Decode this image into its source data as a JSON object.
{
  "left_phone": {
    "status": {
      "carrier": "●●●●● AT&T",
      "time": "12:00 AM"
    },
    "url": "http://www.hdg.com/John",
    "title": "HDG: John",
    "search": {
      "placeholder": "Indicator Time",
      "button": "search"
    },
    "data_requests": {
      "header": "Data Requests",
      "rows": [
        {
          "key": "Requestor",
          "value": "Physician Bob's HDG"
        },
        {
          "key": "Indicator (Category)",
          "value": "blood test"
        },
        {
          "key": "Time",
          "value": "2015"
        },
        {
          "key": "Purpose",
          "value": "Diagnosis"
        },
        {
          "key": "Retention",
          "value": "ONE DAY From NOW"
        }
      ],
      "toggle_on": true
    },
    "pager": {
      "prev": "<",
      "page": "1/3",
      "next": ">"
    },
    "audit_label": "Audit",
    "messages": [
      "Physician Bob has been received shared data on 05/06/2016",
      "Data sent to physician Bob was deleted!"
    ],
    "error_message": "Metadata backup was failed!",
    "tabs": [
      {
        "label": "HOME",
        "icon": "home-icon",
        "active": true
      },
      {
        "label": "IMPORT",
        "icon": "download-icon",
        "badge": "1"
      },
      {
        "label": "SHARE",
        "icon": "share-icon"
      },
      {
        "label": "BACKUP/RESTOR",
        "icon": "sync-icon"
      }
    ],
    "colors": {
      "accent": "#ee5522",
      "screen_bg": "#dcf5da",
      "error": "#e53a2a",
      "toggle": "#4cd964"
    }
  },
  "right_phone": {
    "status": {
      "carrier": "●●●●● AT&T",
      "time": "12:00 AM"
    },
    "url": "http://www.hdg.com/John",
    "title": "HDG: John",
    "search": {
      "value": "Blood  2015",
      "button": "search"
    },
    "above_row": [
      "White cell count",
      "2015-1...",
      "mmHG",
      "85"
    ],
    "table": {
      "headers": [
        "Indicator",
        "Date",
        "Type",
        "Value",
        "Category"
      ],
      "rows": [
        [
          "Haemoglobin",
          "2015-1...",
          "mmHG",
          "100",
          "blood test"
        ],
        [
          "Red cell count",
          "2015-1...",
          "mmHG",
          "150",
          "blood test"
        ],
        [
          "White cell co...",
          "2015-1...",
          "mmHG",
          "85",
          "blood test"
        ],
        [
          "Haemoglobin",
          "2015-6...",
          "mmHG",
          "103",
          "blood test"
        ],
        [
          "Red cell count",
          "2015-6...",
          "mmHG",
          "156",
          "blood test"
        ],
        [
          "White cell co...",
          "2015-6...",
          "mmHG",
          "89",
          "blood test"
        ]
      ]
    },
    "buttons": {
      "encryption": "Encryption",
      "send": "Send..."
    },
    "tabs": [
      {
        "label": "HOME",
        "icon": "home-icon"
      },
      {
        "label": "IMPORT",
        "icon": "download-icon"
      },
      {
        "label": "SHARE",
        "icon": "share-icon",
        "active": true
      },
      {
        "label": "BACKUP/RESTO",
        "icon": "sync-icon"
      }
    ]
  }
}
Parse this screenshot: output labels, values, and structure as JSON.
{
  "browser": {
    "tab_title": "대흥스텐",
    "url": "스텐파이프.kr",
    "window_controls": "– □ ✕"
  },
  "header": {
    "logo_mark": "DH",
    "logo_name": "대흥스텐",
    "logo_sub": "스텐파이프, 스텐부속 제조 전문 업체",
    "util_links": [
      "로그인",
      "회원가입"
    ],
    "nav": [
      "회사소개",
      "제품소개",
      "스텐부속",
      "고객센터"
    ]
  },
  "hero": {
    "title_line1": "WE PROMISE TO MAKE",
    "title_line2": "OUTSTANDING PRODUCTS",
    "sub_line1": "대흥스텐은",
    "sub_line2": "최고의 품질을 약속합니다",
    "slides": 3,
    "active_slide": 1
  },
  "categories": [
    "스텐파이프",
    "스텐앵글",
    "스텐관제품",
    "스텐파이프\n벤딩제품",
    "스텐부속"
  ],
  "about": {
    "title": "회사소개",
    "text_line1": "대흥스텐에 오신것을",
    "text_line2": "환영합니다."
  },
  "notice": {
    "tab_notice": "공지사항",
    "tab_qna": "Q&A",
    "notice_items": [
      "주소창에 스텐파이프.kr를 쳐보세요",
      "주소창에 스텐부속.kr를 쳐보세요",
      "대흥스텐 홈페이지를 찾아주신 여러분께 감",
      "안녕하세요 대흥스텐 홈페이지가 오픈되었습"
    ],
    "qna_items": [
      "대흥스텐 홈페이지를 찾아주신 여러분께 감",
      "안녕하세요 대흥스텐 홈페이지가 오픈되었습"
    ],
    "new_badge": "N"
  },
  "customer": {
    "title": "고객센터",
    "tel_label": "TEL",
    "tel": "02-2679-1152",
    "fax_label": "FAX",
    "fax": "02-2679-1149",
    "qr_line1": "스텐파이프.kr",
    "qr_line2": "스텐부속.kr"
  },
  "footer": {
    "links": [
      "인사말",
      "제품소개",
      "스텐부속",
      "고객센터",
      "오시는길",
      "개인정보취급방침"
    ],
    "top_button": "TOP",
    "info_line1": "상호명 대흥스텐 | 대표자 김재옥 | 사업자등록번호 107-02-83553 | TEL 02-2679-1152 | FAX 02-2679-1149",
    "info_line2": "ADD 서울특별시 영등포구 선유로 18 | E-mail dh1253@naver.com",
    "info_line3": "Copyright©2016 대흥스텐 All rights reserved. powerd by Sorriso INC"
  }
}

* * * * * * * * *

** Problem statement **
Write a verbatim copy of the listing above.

** Response to the task **
Decode this image into its source data as a JSON object.
{
  "left_phone": {
    "status": {
      "carrier": "●●●●● AT&T",
      "time": "12:00 AM"
    },
    "url": "http://www.hdg.com/John",
    "title": "HDG: John",
    "search": {
      "placeholder": "Indicator Time",
      "button": "search"
    },
    "data_requests": {
      "header": "Data Requests",
      "rows": [
        {
          "key": "Requestor",
          "value": "Physician Bob's HDG"
        },
        {
          "key": "Indicator (Category)",
          "value": "blood test"
        },
        {
          "key": "Time",
          "value": "2015"
        },
        {
          "key": "Purpose",
          "value": "Diagnosis"
        },
        {
          "key": "Retention",
          "value": "ONE DAY From NOW"
        }
      ],
      "toggle_on": true
    },
    "pager": {
      "prev": "<",
      "page": "1/3",
      "next": ">"
    },
    "audit_label": "Audit",
    "messages": [
      "Physician Bob has been received shared data on 05/06/2016",
      "Data sent to physician Bob was deleted!"
    ],
    "error_message": "Metadata backup was failed!",
    "tabs": [
      {
        "label": "HOME",
        "icon": "home-icon",
        "active": true
      },
      {
        "label": "IMPORT",
        "icon": "download-icon",
        "badge": "1"
      },
      {
        "label": "SHARE",
        "icon": "share-icon"
      },
      {
        "label": "BACKUP/RESTOR",
        "icon": "sync-icon"
      }
    ],
    "colors": {
      "accent": "#ee5522",
      "screen_bg": "#dcf5da",
      "error": "#e53a2a",
      "toggle": "#4cd964"
    }
  },
  "right_phone": {
    "status": {
      "carrier": "●●●●● AT&T",
      "time": "12:00 AM"
    },
    "url": "http://www.hdg.com/John",
    "title": "HDG: John",
    "search": {
      "value": "Blood  2015",
      "button": "search"
    },
    "above_row": [
      "White cell count",
      "2015-1...",
      "mmHG",
      "85"
    ],
    "table": {
      "headers": [
        "Indicator",
        "Date",
        "Type",
        "Value",
        "Category"
      ],
      "rows": [
        [
          "Haemoglobin",
          "2015-1...",
          "mmHG",
          "100",
          "blood test"
        ],
        [
          "Red cell count",
          "2015-1...",
          "mmHG",
          "150",
          "blood test"
        ],
        [
          "White cell co...",
          "2015-1...",
          "mmHG",
          "85",
          "blood test"
        ],
        [
          "Haemoglobin",
          "2015-6...",
          "mmHG",
          "103",
          "blood test"
        ],
        [
          "Red cell count",
          "2015-6...",
          "mmHG",
          "156",
          "blood test"
        ],
        [
          "White cell co...",
          "2015-6...",
          "mmHG",
          "89",
          "blood test"
        ]
      ]
    },
    "buttons": {
      "encryption": "Encryption",
      "send": "Send..."
    },
    "tabs": [
      {
        "label": "HOME",
        "icon": "home-icon"
      },
      {
        "label": "IMPORT",
        "icon": "download-icon"
      },
      {
        "label": "SHARE",
        "icon": "share-icon",
        "active": true
      },
      {
        "label": "BACKUP/RESTO",
        "icon": "sync-icon"
      }
    ]
  }
}
Parse this screenshot: output labels, values, and structure as JSON.
{
  "browser": {
    "tab_title": "대흥스텐",
    "url": "스텐파이프.kr",
    "window_controls": "– □ ✕"
  },
  "header": {
    "logo_mark": "DH",
    "logo_name": "대흥스텐",
    "logo_sub": "스텐파이프, 스텐부속 제조 전문 업체",
    "util_links": [
      "로그인",
      "회원가입"
    ],
    "nav": [
      "회사소개",
      "제품소개",
      "스텐부속",
      "고객센터"
    ]
  },
  "hero": {
    "title_line1": "WE PROMISE TO MAKE",
    "title_line2": "OUTSTANDING PRODUCTS",
    "sub_line1": "대흥스텐은",
    "sub_line2": "최고의 품질을 약속합니다",
    "slides": 3,
    "active_slide": 1
  },
  "categories": [
    "스텐파이프",
    "스텐앵글",
    "스텐관제품",
    "스텐파이프\n벤딩제품",
    "스텐부속"
  ],
  "about": {
    "title": "회사소개",
    "text_line1": "대흥스텐에 오신것을",
    "text_line2": "환영합니다."
  },
  "notice": {
    "tab_notice": "공지사항",
    "tab_qna": "Q&A",
    "notice_items": [
      "주소창에 스텐파이프.kr를 쳐보세요",
      "주소창에 스텐부속.kr를 쳐보세요",
      "대흥스텐 홈페이지를 찾아주신 여러분께 감",
      "안녕하세요 대흥스텐 홈페이지가 오픈되었습"
    ],
    "qna_items": [
      "대흥스텐 홈페이지를 찾아주신 여러분께 감",
      "안녕하세요 대흥스텐 홈페이지가 오픈되었습"
    ],
    "new_badge": "N"
  },
  "customer": {
    "title": "고객센터",
    "tel_label": "TEL",
    "tel": "02-2679-1152",
    "fax_label": "FAX",
    "fax": "02-2679-1149",
    "qr_line1": "스텐파이프.kr",
    "qr_line2": "스텐부속.kr"
  },
  "footer": {
    "links": [
      "인사말",
      "제품소개",
      "스텐부속",
      "고객센터",
      "오시는길",
      "개인정보취급방침"
    ],
    "top_button": "TOP",
    "info_line1": "상호명 대흥스텐 | 대표자 김재옥 | 사업자등록번호 107-02-83553 | TEL 02-2679-1152 | FAX 02-2679-1149",
    "info_line2": "ADD 서울특별시 영등포구 선유로 18 | E-mail dh1253@naver.com",
    "info_line3": "Copyright©2016 대흥스텐 All rights reserved. powerd by Sorriso INC"
  }
}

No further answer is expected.